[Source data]
#####

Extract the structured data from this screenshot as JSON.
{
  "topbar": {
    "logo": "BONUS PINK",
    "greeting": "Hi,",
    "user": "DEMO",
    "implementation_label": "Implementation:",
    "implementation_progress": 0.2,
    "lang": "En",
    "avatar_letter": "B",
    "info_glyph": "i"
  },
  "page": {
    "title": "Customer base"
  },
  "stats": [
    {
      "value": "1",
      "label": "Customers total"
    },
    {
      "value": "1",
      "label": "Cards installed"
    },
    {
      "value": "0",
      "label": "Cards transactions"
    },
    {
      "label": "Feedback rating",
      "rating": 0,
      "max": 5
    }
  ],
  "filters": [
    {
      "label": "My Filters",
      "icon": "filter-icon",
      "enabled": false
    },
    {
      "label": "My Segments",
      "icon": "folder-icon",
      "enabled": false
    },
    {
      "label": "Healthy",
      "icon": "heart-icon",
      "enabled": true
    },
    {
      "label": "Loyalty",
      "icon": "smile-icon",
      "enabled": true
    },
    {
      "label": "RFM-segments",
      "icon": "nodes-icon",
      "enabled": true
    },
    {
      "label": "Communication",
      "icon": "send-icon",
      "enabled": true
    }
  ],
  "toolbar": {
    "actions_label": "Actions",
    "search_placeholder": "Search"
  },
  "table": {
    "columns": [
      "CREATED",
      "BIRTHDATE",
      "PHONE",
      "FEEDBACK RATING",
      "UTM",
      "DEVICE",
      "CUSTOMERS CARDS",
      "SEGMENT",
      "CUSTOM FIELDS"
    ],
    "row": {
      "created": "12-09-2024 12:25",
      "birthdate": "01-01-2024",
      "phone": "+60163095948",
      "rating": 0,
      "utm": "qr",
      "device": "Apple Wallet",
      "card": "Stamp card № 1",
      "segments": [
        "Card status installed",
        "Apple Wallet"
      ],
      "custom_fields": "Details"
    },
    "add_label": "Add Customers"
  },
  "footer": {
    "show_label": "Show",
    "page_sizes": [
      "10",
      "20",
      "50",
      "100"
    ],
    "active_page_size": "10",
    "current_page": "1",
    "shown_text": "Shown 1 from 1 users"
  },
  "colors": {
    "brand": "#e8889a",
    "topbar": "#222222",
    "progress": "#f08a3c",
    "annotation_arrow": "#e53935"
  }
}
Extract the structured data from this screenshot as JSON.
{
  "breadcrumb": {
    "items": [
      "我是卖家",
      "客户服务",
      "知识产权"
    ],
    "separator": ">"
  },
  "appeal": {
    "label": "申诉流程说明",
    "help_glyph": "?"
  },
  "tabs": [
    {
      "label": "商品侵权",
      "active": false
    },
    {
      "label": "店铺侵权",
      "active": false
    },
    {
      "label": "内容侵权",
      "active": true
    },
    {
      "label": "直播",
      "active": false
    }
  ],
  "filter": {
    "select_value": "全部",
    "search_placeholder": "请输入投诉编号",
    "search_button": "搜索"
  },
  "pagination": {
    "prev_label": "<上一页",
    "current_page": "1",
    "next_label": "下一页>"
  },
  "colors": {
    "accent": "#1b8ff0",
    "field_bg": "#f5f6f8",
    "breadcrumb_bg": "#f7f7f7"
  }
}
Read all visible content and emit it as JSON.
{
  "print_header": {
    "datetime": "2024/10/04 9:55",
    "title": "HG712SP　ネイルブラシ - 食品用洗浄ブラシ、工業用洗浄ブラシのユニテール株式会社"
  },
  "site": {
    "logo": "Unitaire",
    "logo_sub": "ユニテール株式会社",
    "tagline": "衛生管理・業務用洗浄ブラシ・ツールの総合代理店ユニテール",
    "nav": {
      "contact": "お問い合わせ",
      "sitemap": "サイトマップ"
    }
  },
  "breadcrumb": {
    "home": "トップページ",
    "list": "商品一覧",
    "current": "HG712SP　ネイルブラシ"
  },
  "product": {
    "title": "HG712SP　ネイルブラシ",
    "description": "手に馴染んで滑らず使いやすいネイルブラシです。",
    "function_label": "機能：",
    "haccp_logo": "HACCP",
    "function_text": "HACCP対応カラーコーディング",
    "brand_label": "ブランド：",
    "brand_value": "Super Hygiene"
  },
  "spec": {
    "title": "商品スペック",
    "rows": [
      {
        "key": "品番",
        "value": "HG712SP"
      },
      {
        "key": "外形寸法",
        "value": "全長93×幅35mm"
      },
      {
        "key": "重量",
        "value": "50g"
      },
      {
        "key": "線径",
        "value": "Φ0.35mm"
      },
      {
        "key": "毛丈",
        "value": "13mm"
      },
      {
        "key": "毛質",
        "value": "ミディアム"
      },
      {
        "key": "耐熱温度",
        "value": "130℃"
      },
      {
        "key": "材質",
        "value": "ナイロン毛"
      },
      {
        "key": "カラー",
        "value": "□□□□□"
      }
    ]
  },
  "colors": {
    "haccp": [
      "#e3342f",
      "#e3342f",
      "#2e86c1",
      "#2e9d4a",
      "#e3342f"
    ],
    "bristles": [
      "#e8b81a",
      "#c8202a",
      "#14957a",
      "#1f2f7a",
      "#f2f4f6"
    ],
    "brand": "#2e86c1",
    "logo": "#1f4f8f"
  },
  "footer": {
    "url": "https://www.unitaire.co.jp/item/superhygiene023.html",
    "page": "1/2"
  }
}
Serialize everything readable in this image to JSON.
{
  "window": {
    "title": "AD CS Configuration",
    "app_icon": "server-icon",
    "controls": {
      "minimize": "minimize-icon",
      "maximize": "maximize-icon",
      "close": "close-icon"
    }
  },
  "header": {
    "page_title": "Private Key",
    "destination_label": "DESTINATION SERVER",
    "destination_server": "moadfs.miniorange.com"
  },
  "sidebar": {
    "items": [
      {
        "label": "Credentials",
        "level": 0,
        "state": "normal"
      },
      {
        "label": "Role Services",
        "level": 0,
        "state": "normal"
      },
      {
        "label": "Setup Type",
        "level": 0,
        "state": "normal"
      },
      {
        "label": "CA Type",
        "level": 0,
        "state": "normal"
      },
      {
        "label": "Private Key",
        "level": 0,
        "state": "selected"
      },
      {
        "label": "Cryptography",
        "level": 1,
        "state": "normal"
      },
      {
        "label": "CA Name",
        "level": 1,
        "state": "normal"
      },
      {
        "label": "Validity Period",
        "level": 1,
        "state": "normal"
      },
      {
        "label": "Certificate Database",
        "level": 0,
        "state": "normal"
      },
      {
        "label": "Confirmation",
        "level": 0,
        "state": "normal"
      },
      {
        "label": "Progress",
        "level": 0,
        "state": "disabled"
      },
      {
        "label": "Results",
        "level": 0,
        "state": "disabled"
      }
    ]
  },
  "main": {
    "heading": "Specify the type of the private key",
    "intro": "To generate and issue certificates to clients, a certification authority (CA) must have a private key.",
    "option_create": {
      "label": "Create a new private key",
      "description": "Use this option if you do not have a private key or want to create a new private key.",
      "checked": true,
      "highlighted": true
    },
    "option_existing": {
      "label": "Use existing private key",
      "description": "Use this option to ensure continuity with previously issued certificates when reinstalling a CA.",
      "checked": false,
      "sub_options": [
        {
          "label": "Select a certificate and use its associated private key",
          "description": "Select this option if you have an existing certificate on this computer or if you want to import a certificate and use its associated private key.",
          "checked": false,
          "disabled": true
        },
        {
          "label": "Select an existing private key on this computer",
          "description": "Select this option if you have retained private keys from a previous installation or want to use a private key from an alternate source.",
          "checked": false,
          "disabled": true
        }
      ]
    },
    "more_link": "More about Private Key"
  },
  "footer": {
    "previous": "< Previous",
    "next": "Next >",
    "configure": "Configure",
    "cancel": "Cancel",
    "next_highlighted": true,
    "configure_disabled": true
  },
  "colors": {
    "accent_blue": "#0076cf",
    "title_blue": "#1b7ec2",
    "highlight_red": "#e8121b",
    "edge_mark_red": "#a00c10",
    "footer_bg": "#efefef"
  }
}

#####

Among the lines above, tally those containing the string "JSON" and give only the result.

Answer for this exercise → 4